The same year Publius and Gnaeus Cornelius, in consequence of their success in Spain and their recovery of many old allies and the addition of new allies, enlarged their hopes in the direction of Africa as well.
There was Syphax, king of the Numidians,1
who had suddenly become an enemy of the Carthaginians.
To him they sent three centurions as legates, to establish friendship and alliance with him, and to promise that if he should continue to embarrass the Carthaginians by war, it would be acceptable to the senate and the Roman people, and they would endeavour to return the favour at the right moment and with generous interest.
This embassy pleased the barbarian, and he conferred with the ambassadors on the conduct of the war; and hearing what was said by experienced soldiers, he noted, from comparison with so well-ordered a system, how many things he did not know himself.
Then, as the first act befitting good and faithful allies, be begged that two of the legates might report to their generals, and one remain with him as instructor in tactics. He said the Numidian nation was inexpert in infantry warfare, of service only as horsemen.
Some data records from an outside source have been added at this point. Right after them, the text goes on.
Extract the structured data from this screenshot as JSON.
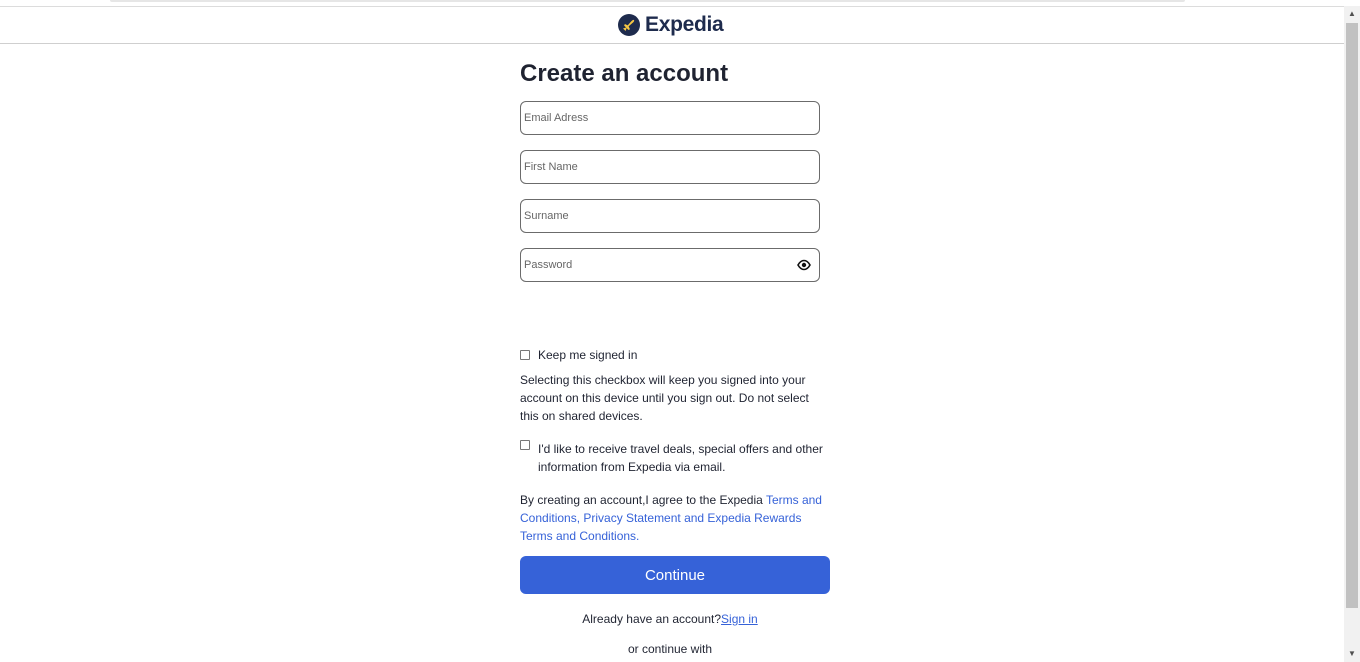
{
  "brand": {
    "name": "Expedia",
    "logo_icon": "plane-icon",
    "color": "#1e2b4d"
  },
  "form": {
    "title": "Create an account",
    "email": {
      "placeholder": "Email Adress",
      "value": ""
    },
    "first_name": {
      "placeholder": "First Name",
      "value": ""
    },
    "surname": {
      "placeholder": "Surname",
      "value": ""
    },
    "password": {
      "placeholder": "Password",
      "value": "",
      "toggle_icon": "eye-icon"
    },
    "keep_signed_in": {
      "label": "Keep me signed in",
      "checked": false,
      "help": "Selecting this checkbox will keep you signed into your account on this device until you sign out. Do not select this on shared devices."
    },
    "travel_deals": {
      "label": "I'd like to receive travel deals, special offers and other information from Expedia via email.",
      "checked": false
    },
    "terms": {
      "prefix": "By creating an account,I agree to the Expedia ",
      "link_text": "Terms and Conditions, Privacy Statement and Expedia Rewards Terms and Conditions."
    },
    "continue_label": "Continue",
    "already_text": "Already have an account?",
    "signin_link": "Sign in",
    "continue_with": "or continue with"
  },
  "colors": {
    "accent": "#3662d8",
    "text": "#1f2331"
  }
}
This was the way their ancestors from their earliest history had waged war, thus they had [p. 331]
themselves been trained from boyhood. But he2
had an enemy who relied upon infantry battles, and if he wished to be a match for him in military strength he too must acquire infantry.
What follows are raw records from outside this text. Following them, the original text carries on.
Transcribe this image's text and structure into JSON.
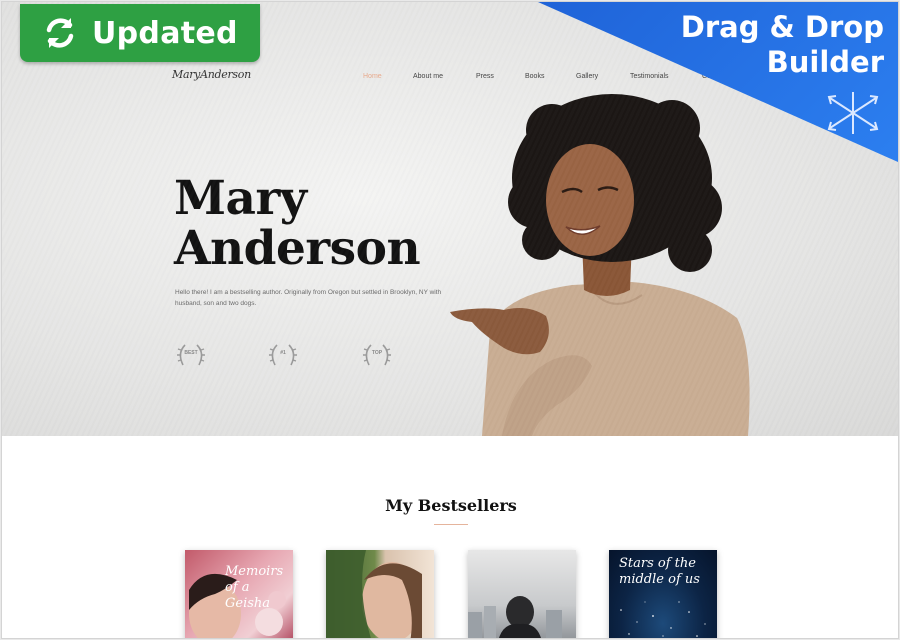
{
  "badges": {
    "updated_label": "Updated",
    "builder_line1": "Drag & Drop",
    "builder_line2": "Builder",
    "updated_color": "#2ea043",
    "builder_color": "#2478ea"
  },
  "site": {
    "logo": "MaryAnderson"
  },
  "nav": {
    "items": [
      "Home",
      "About me",
      "Press",
      "Books",
      "Gallery",
      "Testimonials",
      "Contacts"
    ],
    "active_index": 0,
    "active_color": "#e8a98c"
  },
  "hero": {
    "title_line1": "Mary",
    "title_line2": "Anderson",
    "text": "Hello there! I am a bestselling author. Originally from Oregon but settled in Brooklyn, NY with husband, son and two dogs.",
    "awards": [
      {
        "label": "BEST",
        "icon": "laurel-wreath-icon"
      },
      {
        "label": "#1",
        "icon": "laurel-wreath-icon"
      },
      {
        "label": "TOP",
        "icon": "laurel-wreath-icon"
      }
    ]
  },
  "bestsellers": {
    "title": "My Bestsellers",
    "books": [
      {
        "title": "Memoirs of a Geisha"
      },
      {
        "title": ""
      },
      {
        "title": ""
      },
      {
        "title": "Stars of the middle of us"
      }
    ]
  }
}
And for that purpose his kingdom was supplied with men in great numbers, but they did not understand the art of arming and equipping them and placing them in battle-line. Everything was formless and unmethodical, as if a mob had been gathered by chance.
The legates replied that for the present they would do as he desired, after receiving his pledge to send back the man at once, if their generals should not approve of their action.
Quintus Statorius was the name of the one who remained with the king. With the two Romans the king sent three legates from the Numidians to Spain, to receive confirmation from the Roman generals.
He further instructed them at once to persuade Numidians who were auxiliaries in the forces of the Carthaginians to desert them.
And Statorius out of the mass of young men enrolled infantry for the king, organized them almost in the Roman manner, taught them in formation and evolution to follow standards and keep their ranks, and to such an extent accustomed them to fortifying and other regular
duties of the soldier that in a short time the king had as much confidence in his infantry as in his cavalry, and in a regular engagement in formal array on level ground he defeated the Carthaginian enemy.
The Romans also in Spain profited greatly by the coming of the king's representatives. For upon the news of their arrival desertions by the Numidians began to be frequent.
Thus began the friendship of the Romans with Syphax. When the Carthaginians learned of the [p. 333]
matter they at once sent legates to Gala, who reigned3
in the other part of Numidia,4
his people being called the Maesulians.